TASK TO CARRY OUT -> In the records below, count every line that contains the word "image" and report only the total.

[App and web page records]

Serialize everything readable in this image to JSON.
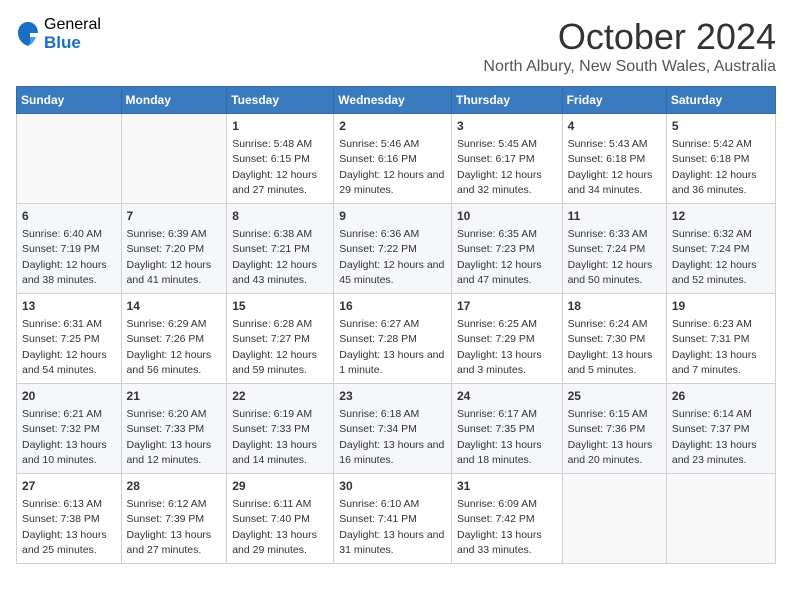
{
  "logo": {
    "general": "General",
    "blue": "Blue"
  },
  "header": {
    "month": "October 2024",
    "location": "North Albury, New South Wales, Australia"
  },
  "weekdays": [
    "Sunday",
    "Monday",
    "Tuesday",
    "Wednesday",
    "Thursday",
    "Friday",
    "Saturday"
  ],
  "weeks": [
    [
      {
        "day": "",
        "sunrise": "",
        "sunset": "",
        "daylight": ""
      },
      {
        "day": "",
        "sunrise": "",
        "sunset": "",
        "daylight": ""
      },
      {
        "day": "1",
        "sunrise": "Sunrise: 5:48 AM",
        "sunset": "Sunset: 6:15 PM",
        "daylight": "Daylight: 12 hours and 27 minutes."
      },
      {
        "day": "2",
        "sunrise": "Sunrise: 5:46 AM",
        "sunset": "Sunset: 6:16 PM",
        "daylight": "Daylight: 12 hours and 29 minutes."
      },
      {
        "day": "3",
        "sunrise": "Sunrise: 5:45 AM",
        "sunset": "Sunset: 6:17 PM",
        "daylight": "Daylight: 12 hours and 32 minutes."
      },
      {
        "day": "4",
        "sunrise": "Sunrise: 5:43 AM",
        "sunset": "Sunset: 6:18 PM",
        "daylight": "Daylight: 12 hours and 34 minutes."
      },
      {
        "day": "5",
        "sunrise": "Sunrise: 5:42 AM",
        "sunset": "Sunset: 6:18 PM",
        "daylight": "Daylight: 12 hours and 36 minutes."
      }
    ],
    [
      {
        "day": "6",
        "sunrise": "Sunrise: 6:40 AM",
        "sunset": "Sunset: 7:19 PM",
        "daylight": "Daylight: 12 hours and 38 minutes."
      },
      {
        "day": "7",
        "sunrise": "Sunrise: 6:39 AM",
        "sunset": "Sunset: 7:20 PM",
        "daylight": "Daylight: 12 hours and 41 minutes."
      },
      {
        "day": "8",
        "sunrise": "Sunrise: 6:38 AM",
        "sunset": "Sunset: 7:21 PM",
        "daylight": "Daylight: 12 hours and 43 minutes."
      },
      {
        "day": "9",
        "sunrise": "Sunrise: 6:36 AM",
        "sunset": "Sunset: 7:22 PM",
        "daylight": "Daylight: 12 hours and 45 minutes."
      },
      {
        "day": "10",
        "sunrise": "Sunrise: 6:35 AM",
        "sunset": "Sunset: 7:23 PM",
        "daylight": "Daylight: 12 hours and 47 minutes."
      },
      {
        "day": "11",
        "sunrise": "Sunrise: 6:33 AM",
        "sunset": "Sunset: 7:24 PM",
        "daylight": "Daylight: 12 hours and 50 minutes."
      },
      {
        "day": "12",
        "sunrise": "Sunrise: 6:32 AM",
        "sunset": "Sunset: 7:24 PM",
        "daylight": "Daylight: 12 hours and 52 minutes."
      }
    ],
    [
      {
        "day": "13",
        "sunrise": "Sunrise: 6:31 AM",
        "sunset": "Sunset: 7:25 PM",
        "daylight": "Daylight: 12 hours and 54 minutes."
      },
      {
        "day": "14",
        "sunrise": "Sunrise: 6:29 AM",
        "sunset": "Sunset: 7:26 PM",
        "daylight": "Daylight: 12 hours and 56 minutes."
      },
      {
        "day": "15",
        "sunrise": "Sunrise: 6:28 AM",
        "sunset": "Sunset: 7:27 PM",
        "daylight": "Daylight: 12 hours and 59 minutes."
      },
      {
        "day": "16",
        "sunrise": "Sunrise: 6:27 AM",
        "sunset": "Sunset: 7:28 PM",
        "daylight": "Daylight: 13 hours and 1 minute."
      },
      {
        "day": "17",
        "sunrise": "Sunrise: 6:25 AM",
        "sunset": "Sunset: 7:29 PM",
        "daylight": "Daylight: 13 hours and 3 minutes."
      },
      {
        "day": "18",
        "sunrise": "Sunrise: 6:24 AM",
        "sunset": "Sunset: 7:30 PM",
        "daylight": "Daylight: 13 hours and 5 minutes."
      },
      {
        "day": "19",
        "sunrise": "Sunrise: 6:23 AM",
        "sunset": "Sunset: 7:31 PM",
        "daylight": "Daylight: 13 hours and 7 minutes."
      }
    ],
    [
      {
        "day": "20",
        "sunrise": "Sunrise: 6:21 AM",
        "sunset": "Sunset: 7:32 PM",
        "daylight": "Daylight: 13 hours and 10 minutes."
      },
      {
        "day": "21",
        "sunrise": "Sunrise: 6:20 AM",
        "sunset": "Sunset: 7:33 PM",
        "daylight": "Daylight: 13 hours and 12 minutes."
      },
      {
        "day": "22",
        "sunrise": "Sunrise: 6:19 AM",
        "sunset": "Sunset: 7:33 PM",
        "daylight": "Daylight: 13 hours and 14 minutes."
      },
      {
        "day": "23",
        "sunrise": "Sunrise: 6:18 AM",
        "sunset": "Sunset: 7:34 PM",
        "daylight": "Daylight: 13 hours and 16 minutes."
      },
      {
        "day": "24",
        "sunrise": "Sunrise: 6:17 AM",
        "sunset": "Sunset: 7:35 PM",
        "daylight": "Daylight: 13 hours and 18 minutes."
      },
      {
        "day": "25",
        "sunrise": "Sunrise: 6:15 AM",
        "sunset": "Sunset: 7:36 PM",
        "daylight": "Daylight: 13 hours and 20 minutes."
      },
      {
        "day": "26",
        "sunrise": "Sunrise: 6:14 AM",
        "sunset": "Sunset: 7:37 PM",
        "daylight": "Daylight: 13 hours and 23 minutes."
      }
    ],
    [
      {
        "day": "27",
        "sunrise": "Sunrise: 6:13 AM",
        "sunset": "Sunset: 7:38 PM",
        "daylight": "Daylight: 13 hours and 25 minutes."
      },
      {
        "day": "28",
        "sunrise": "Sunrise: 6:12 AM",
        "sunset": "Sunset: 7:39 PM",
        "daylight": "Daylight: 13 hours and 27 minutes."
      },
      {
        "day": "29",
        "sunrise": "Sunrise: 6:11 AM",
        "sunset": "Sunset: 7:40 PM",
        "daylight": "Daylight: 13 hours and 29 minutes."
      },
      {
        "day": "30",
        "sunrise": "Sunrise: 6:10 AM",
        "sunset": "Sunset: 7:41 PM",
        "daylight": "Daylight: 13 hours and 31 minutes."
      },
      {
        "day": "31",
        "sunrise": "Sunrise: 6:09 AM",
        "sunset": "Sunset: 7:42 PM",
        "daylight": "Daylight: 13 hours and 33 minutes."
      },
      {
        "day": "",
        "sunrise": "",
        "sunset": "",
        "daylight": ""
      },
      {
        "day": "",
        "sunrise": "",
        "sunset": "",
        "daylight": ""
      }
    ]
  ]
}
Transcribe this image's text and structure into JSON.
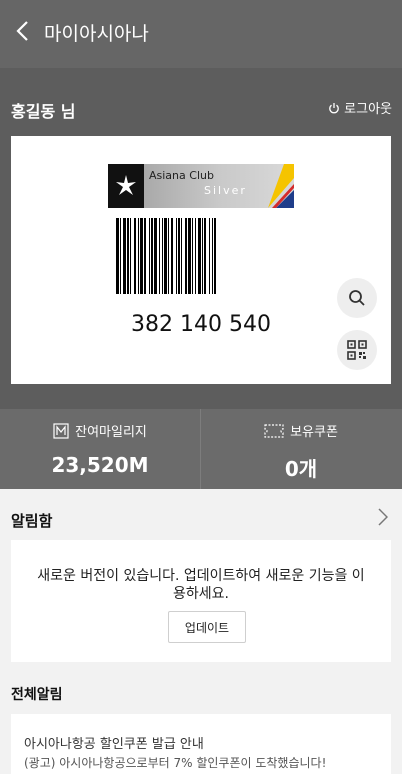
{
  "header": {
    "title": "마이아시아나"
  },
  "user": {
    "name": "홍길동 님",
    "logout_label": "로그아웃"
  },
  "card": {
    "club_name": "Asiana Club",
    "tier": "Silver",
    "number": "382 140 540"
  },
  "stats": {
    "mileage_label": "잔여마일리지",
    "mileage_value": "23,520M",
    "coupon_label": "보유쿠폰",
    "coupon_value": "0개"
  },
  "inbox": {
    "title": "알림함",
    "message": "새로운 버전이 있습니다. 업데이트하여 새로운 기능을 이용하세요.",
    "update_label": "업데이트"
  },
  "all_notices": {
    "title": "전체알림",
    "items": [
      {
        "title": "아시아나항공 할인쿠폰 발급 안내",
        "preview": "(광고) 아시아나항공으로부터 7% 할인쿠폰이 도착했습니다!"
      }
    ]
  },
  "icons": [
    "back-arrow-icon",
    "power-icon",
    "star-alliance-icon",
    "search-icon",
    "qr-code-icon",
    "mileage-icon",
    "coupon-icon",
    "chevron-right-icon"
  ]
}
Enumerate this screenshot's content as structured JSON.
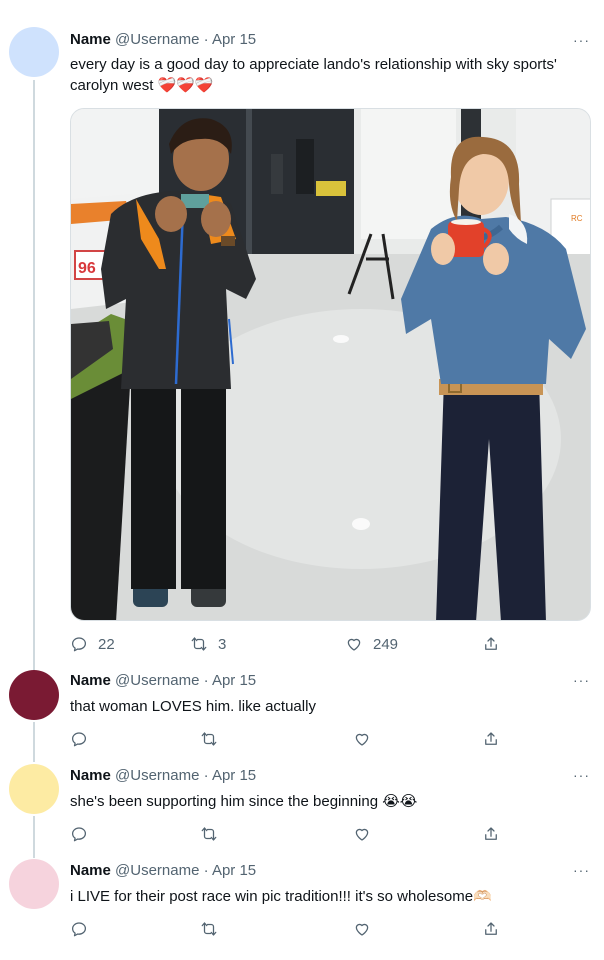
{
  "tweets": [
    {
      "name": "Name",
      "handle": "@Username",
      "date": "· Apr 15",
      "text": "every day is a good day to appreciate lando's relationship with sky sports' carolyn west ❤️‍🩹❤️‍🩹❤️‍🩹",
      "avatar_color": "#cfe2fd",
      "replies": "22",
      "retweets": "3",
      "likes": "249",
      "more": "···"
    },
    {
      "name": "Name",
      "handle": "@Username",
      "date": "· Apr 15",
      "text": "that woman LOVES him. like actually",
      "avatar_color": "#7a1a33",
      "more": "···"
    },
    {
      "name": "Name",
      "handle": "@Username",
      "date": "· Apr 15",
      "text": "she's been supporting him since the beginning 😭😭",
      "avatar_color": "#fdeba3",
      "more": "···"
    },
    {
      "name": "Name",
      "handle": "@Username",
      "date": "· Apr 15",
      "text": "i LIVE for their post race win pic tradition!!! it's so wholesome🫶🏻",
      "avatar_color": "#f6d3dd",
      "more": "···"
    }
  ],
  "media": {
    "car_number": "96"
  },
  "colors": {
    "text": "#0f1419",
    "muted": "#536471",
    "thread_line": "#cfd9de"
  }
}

TASK ANSWER -> 2